1985's Ikari Warriors follows the conventions established by Front Line, including the vertically scrolling levels, entering/exiting tanks, and not dying when an occupied tank is destroyed.
Front Line ( Greek: Πρώτη Γραμμή, Proti Grammi) was a Greek nationalist party, formed in 1999.
The party was headed by lawyer, historian, and nationalist thinker Konstantinos Plevris.
Front Line participated in the 1999 European Parliament elections (sharing a slate with the nationalist Golden Dawn party), obtaining 48,532 votes or 0.75 percent of the vote. In the Greek general election of 2000, it took 12,125 votes, or 0.18 percent of the poll.
Apart from Plevris, electoral candidates for the party have included: (in 1999) Panayiota Adonopoulou (Παναγιώτα Αντωνοπούλου), Nikolaos Michaloliakos (Νικόλαος Μιχαλολιάκος), and Michail Arvanitis-Avramis (Μιχαήλ Αρβανίτης-Αβράμης).
The party is dissolved . Many of its former members have joined the Popular Orthodox Rally, and others participated in the foundation of Patriotic Alliance.
Front Line is a weekly English radio program produced by China Radio International discussing about life in modern China. The flavor of the program is much like NPR's Morning Edition and All Things Considered. The program combines news, analysis, commentary, interviews, and special features, but from a Chinese perspective.
The program airs on Round the Clock and is available on the podcasts through the World Radio Network on the Monday edition in the United States, Tuesday edition in Beijing.
The host of Front Line is Wu Jia.
Front Line is a 1981 Australian documentary film directed by David Bradbury. It follows the career of Tasmanian-born combat cameraman Neil Davis, particularly his time in South Vietnam and Cambodia in the late 1960s and early 1970s. It was nominated for an Academy Award for Best Documentary Feature.
Front Line was a reggae subsidiary of Virgin Records established in 1978. Over forty albums were issued on the label before it folded in 1979.

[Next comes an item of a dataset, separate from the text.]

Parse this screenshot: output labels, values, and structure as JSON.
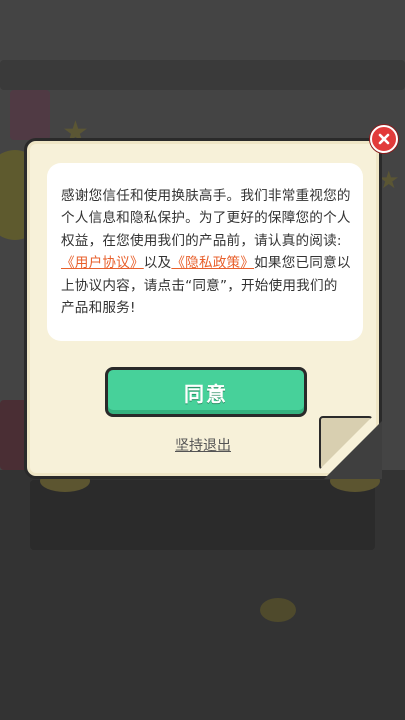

"Front Line" is a 1983 song by Stevie Wonder, off his greatest hits compilation Stevie Wonder's Original Musiquarium I. The song is sung from the perspective of a Vietnam War veteran. The song begins with a funky, distorted guitar riff which continues throughout the song. The protagonist tells the story of how he volunteered to go to Vietnam in 1964 at age sixteen, despite being raised to never kill anyone. After losing his leg, he is sent home with a Purple Heart. Now speaking about the present, he talks of how his niece is a prostitute, and his nephew is a drug addict, both of whom insist he has no right to tell them they are wrong in their ways. He reads in the newspaper that another war is on its way, and he remembers the 'many happy families that have been ruined.'
Usage examples of "front line".

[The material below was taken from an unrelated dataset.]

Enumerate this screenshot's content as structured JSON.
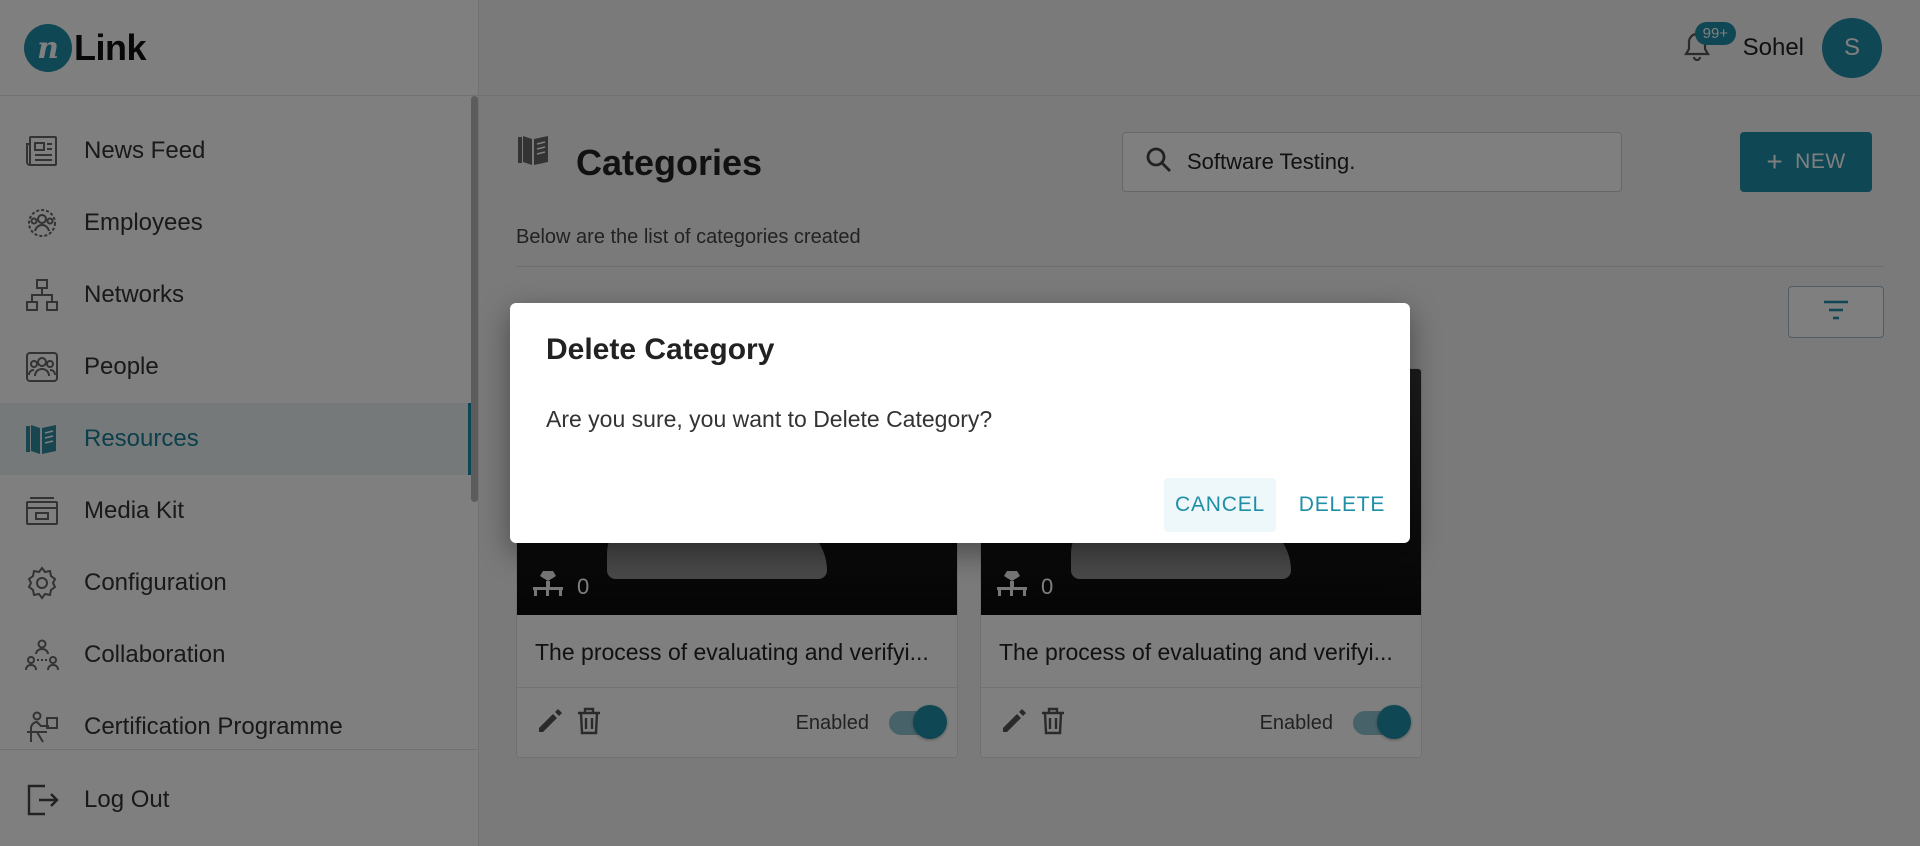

These ships, which should have been taken out of service a century earlier, were still being used on the front line.
She looked at the backs of the guards in the further battle and picked six that weren't in the front line.
The bomb exploded in the air, well before it struck its intended target, the front line of trenches encircling the city.
But these days, not being on the front line merely means you are under occupation of one form or another.
There, hidden behind the quinquiremes which formed the front line of Demansk's fleet, were the dozen new woodclads which Trae and Thicelt had designed for him.